──────── MATERIAL PROVIDED

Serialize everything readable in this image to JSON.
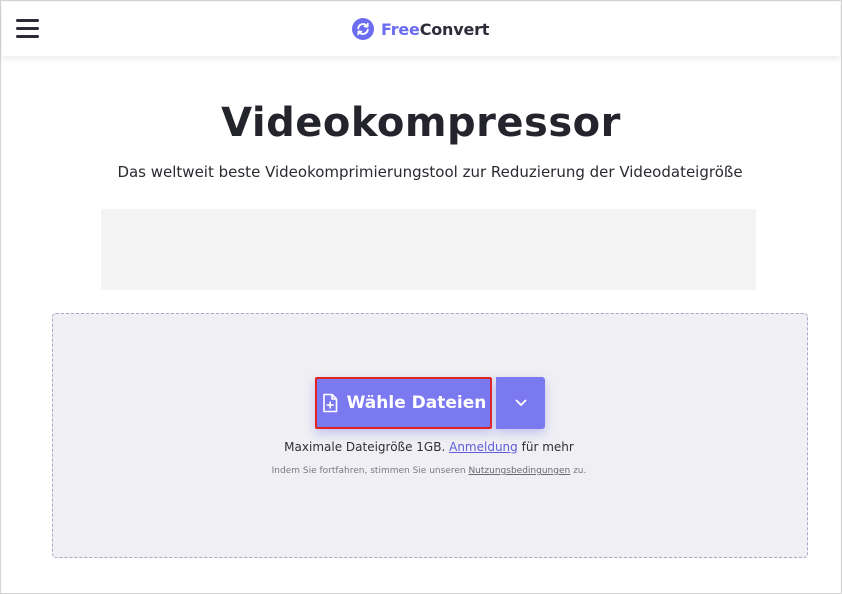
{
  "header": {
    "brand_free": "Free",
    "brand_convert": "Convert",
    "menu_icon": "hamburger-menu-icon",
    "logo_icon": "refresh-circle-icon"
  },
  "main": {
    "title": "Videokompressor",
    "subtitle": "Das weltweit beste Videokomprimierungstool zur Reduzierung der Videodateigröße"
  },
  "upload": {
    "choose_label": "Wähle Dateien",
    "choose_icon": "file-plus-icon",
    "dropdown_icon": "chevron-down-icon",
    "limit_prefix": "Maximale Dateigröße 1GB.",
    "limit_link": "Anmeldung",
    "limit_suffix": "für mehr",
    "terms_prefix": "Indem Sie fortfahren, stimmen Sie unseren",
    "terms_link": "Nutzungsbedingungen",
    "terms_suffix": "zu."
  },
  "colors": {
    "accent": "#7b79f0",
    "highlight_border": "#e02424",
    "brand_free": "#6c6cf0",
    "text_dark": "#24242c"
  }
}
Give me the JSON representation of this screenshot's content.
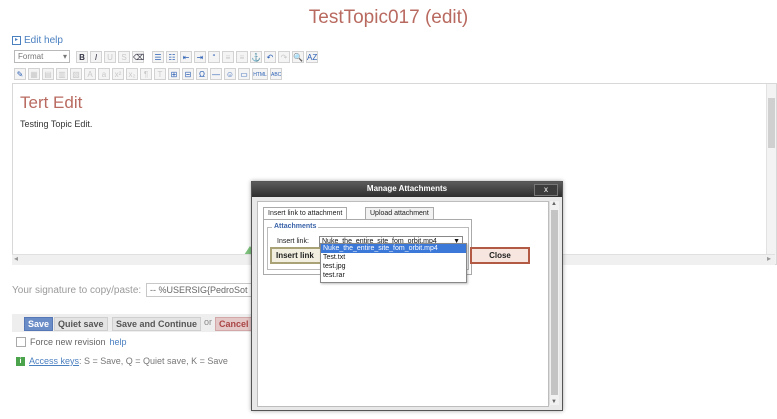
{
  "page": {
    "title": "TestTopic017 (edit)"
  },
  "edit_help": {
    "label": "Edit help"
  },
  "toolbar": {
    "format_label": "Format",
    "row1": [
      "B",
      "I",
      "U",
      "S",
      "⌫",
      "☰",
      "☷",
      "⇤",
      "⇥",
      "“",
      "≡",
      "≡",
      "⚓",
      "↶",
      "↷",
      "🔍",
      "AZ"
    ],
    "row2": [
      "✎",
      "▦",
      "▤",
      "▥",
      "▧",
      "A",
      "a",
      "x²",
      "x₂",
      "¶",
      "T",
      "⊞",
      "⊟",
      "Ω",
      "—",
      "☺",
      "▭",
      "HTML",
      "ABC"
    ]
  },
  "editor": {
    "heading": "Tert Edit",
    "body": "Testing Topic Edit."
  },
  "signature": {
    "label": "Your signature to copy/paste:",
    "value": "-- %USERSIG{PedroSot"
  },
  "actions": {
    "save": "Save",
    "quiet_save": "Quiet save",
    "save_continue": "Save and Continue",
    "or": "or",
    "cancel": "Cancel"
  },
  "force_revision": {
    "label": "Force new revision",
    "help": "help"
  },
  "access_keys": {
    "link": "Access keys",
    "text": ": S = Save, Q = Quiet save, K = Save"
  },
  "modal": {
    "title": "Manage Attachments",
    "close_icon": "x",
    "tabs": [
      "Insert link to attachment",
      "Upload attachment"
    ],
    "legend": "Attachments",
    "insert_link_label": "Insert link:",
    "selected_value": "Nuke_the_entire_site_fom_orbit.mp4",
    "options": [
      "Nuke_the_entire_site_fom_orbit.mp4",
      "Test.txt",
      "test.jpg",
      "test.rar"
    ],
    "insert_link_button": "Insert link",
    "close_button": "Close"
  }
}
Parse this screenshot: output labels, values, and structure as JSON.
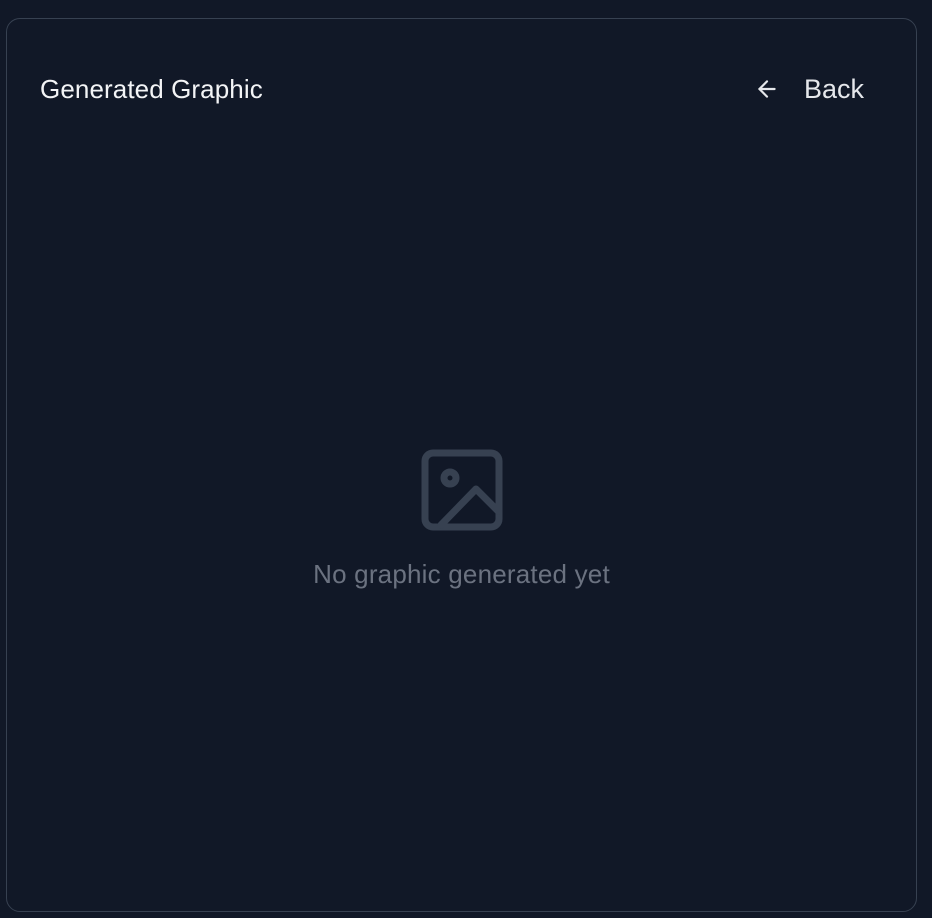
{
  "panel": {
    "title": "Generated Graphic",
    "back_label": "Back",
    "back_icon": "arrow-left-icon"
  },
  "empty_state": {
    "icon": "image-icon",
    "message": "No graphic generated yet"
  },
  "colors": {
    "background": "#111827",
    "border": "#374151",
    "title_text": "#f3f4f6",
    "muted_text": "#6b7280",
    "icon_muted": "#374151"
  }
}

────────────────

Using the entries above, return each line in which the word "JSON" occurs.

## WRITTEN SOLUTION
Serialize everything readable in this image to JSON.
Give me the JSON representation of this screenshot's content.
Parse this screenshot: output labels, values, and structure as JSON.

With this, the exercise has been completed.